The Englishness of English Art is the title of a series of six Reith Lectures by the immigrant art and architectural historian, Sir Nikolaus Pevsner, in 1955. The lectures were published in modified form by the Architectural Press the same year and lingered for years on the Peregrine list before being reissued by Penguin in 1991. Pevsner is, of course, chiefly famous for his monumental Buildings of England series, the earliest of which predates his Reith Lectures by four years, the last being published in 1974. I mention these dates because they are important to me too, covering as they do my childhood and early adulthood in England, in other words my formative years as a poet. Pevsner’s six lectures were broken down as follows:
1. Hogarth and Observed LifeIn considering this talk I thought of taking this as a model, or at least a rough template. There is much in its broad lines that offers possible lines of investigation. If I took 1973 as a benchmark I would probably look hardest at the Hogarth, Reynolds, and Picturesque England chapters, and particularly Reynolds, if only because the received idea of an English temper and aesthetic would be rooted there with Dr Johnson and his Augustan “bottom of good sense”. That was the kind of tough-minded, sceptical, humane, yet now and then, mildly mystical, form of materialism I saw in The Movement at large, and in the dominant English spirit of the era, in Philip Larkin, in particular.
2. Reynolds and Detachment
3. Perpendicular England
4. Blake and the Flaming Line
5. Constable and the Pursuit of Nature
6. Picturesque England
I mentioned the anthologies that lay to hand in my youth. In my mind the Movement was up against Eliot’s The Waste Land, and Pound’s Hugh Selwyn Mauberley, neither of which I understood in the academic sense, but which excited me, or in Eliot’s terms communicated themselves to me. Communicated what? A recognisable sense of the world as it actually existed. It was Martin Bell, while I was at Leeds, who had introduced me to them in about 1969-70, as he did to various other Americans, to Stevens and Ransom, for example, who also excited me, leading as they did to Roethke and Jarrell and William Carlos Williams and the rest. So it was European-bred instincts, topped by American scale, gab and intimacy that formed the foundations over which the Movement had to build and move me. Nevertheless, the Movement was the Englishness of the time, as I saw it, and somehow I had to understand it.
We cannot keep class out of it really. Class is always a factor, but, as immigrants, we did not easily fit into the English map of class. Auden and Eliot have both been great influences on me, as on many others, but they were international figures, somehow off the map, off the scale. The voice of English English poetry was rather more localised.

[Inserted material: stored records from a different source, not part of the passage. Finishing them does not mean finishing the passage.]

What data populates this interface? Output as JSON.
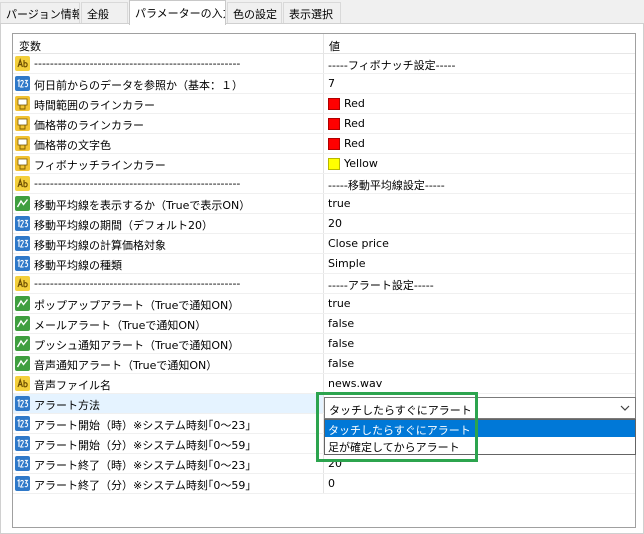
{
  "tabs": [
    {
      "label": "パージョン情報"
    },
    {
      "label": "全般"
    },
    {
      "label": "パラメーターの入力"
    },
    {
      "label": "色の設定"
    },
    {
      "label": "表示選択"
    }
  ],
  "header": {
    "name": "変数",
    "value": "値"
  },
  "rows": [
    {
      "name": "----------------------------------------------------",
      "value": "-----フィボナッチ設定-----",
      "icon": "ab"
    },
    {
      "name": "何日前からのデータを参照か（基本：１）",
      "value": "7",
      "icon": "123"
    },
    {
      "name": "時間範囲のラインカラー",
      "value": "Red",
      "icon": "color",
      "swatch": "#ff0000"
    },
    {
      "name": "価格帯のラインカラー",
      "value": "Red",
      "icon": "color",
      "swatch": "#ff0000"
    },
    {
      "name": "価格帯の文字色",
      "value": "Red",
      "icon": "color",
      "swatch": "#ff0000"
    },
    {
      "name": "フィボナッチラインカラー",
      "value": "Yellow",
      "icon": "color",
      "swatch": "#ffff00"
    },
    {
      "name": "----------------------------------------------------",
      "value": "-----移動平均線設定-----",
      "icon": "ab"
    },
    {
      "name": "移動平均線を表示するか（Trueで表示ON）",
      "value": "true",
      "icon": "bool"
    },
    {
      "name": "移動平均線の期間（デフォルト20）",
      "value": "20",
      "icon": "123"
    },
    {
      "name": "移動平均線の計算価格対象",
      "value": "Close price",
      "icon": "123"
    },
    {
      "name": "移動平均線の種類",
      "value": "Simple",
      "icon": "123"
    },
    {
      "name": "----------------------------------------------------",
      "value": "-----アラート設定-----",
      "icon": "ab"
    },
    {
      "name": "ポップアップアラート（Trueで通知ON）",
      "value": "true",
      "icon": "bool"
    },
    {
      "name": "メールアラート（Trueで通知ON）",
      "value": "false",
      "icon": "bool"
    },
    {
      "name": "プッシュ通知アラート（Trueで通知ON）",
      "value": "false",
      "icon": "bool"
    },
    {
      "name": "音声通知アラート（Trueで通知ON）",
      "value": "false",
      "icon": "bool"
    },
    {
      "name": "音声ファイル名",
      "value": "news.wav",
      "icon": "ab"
    },
    {
      "name": "アラート方法",
      "value": "",
      "icon": "123"
    },
    {
      "name": "アラート開始（時）※システム時刻｢0〜23｣",
      "value": "",
      "icon": "123"
    },
    {
      "name": "アラート開始（分）※システム時刻｢0〜59｣",
      "value": "",
      "icon": "123"
    },
    {
      "name": "アラート終了（時）※システム時刻｢0〜23｣",
      "value": "20",
      "icon": "123"
    },
    {
      "name": "アラート終了（分）※システム時刻｢0〜59｣",
      "value": "0",
      "icon": "123"
    }
  ],
  "combo": {
    "value": "タッチしたらすぐにアラート"
  },
  "dropdown": {
    "options": [
      "タッチしたらすぐにアラート",
      "足が確定してからアラート"
    ]
  },
  "colors": {
    "highlight": "#2ca44e",
    "selection": "#0078d7"
  }
}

The English voice, or what I read as English voice, was audible in just off-centre voices, like, say Bernard Spencer, who appears in Allott’s anthology, and writes of allotments in April, not as a Georgian or rural idyll, but a form of plain-spoken, heartfelt realism:
…Behind me, the town curves. Its parapeted edge,

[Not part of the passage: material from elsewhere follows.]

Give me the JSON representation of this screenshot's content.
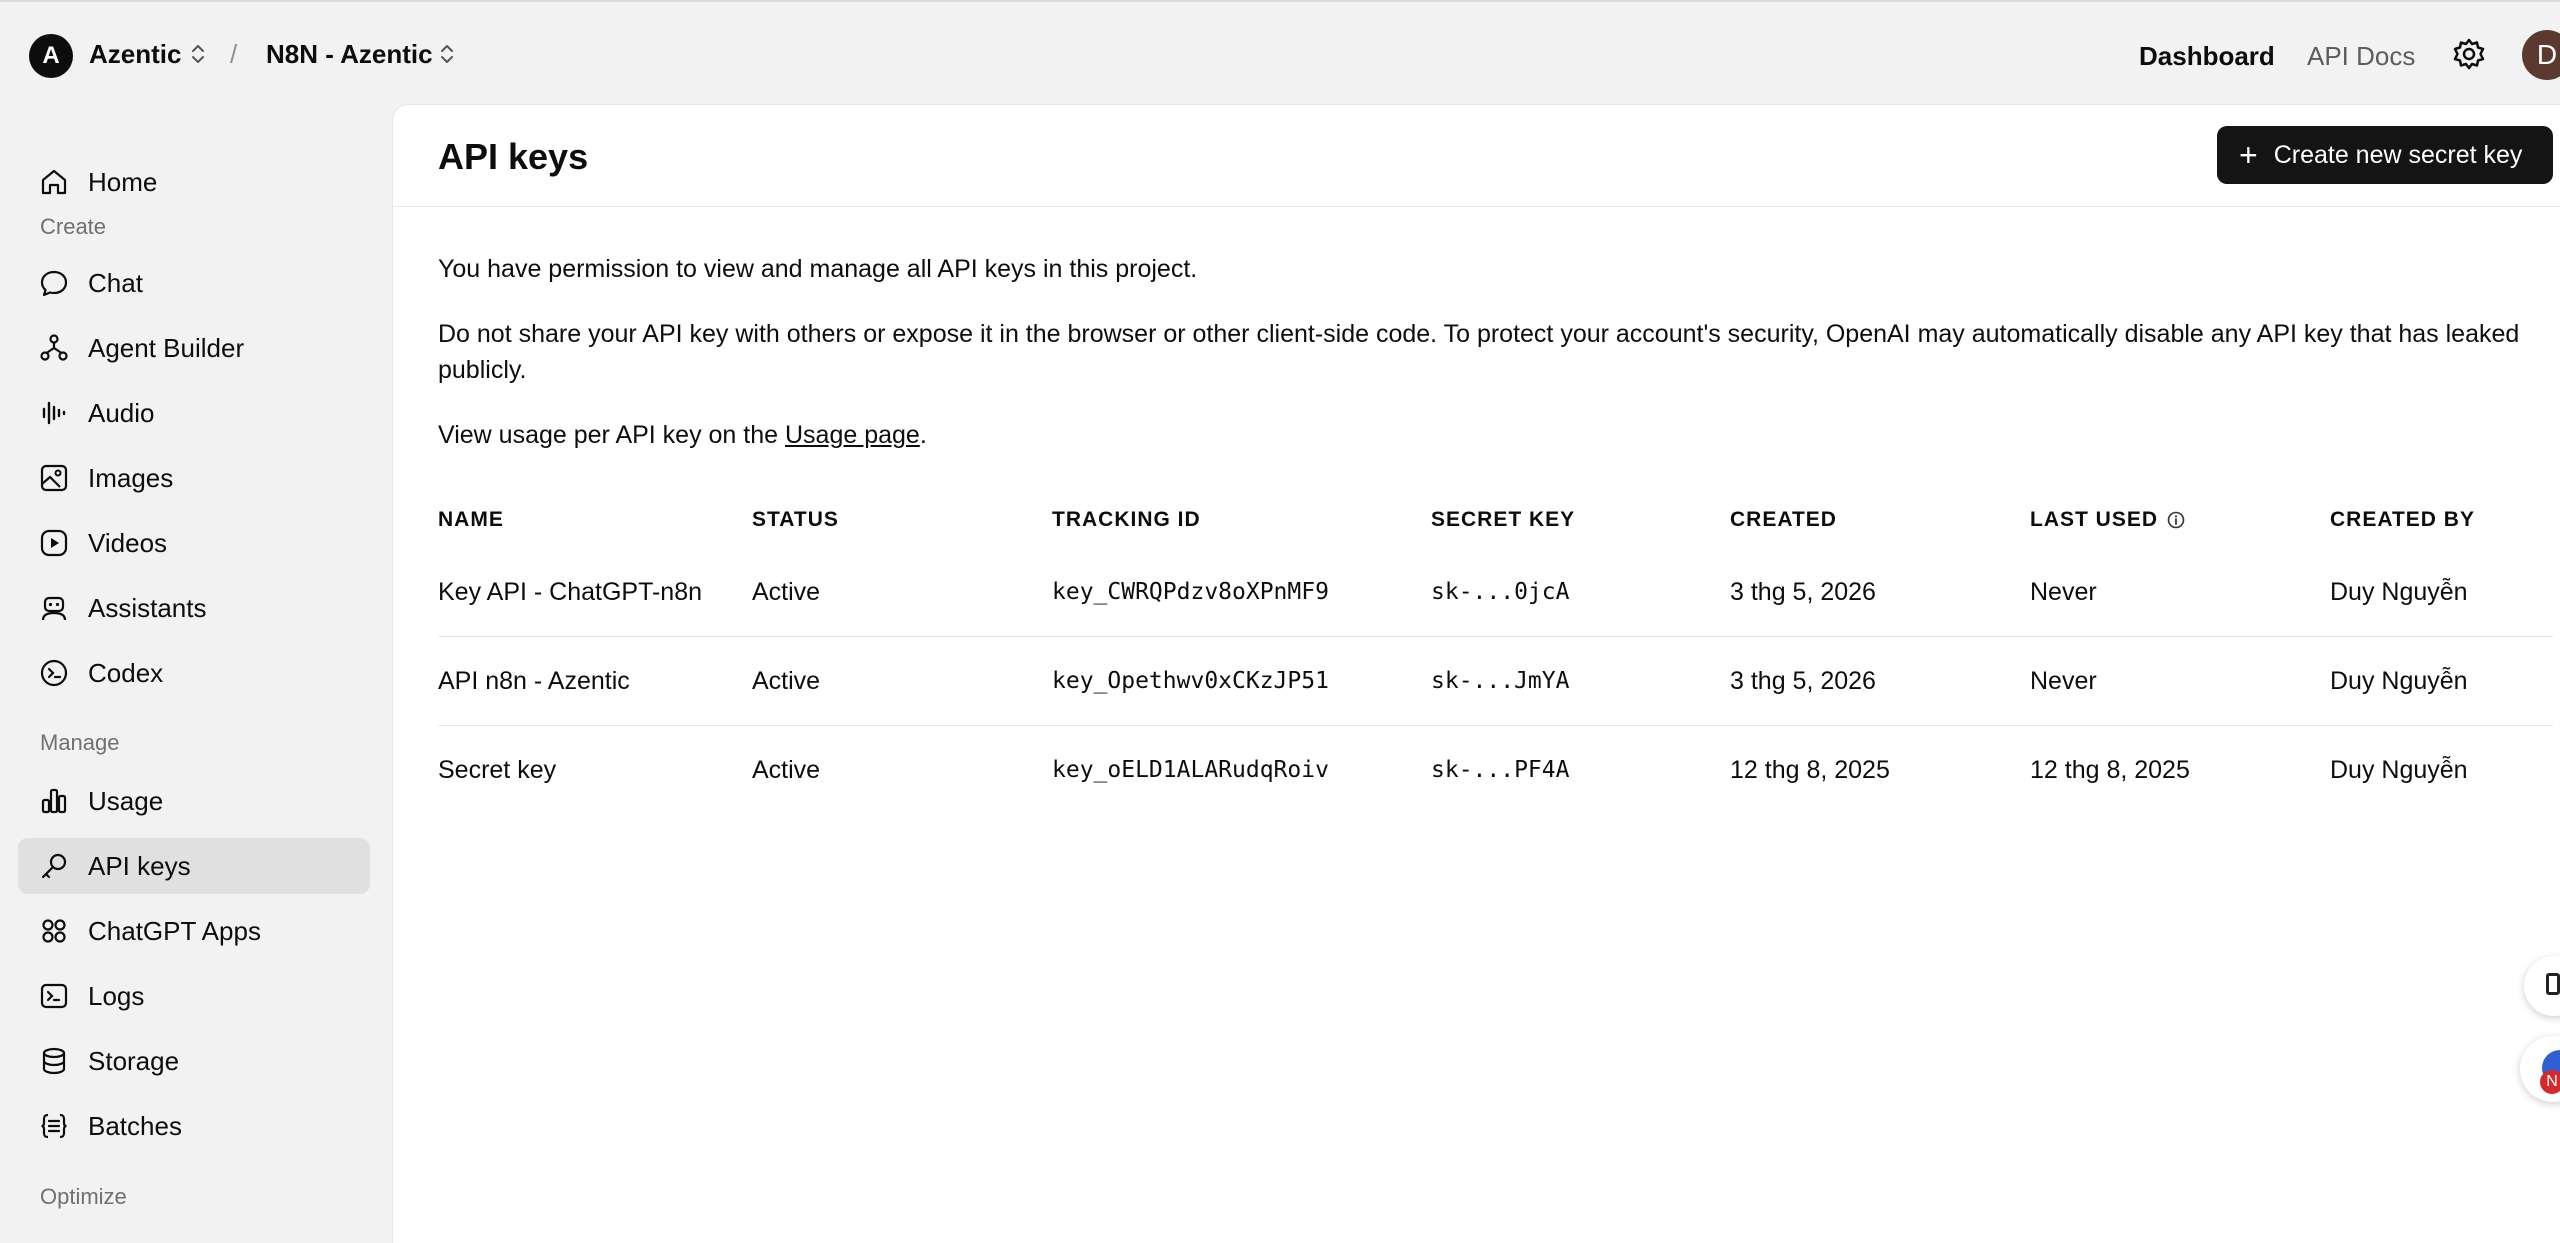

With its burnt look, guards towards the river.
The worry about money, the eyeless work
Of those who do not believe, real poverty,
The sour doorways of the poor; April which
Delights the trees and fills the roads to the South,
Does not deny or conceal. Rather it adds
What more I am; excites the deep glands
And warms my animal bones as I go walking
Past the allotments and the singing water-meadows
Where hooves of cattle have plodded and cratered, and
Watch today go up like a single breath
Holding in its applause at masts of height
Two elms and their balanced attitude like dancers, their arms like dancers.
This was not my original world at all, not the world of Budapest courtyards, of revolutions, crowded trams and Central European nightmares. Not the troubled savage history of redrawn borders and endless insecurity. This was not the landscape I left but the one I entered in London and now recognized as a second home, a suburban landscape or Metro-Land, on the edge of pastoral yet populated with the poor, their sour doorways and our own worry about money, a landscape that nevertheless opens to the brief ecstasy of those elms dancing and dancing.
It was not my first world but it spoke a language one could learn and get used to. It watched things carefully, it did not allow itself big rhetorical gestures, it had a certain suppleness and warmth of feeling. Beyond all that, it spoke the standard English without local inflection that I myself was trying to learn, for what other kind of English, after all, would be available to me? I was British. I had no locality. No group-speak. It was worth learning. It had to be learned!
[to be continued via Allott and who gets to be English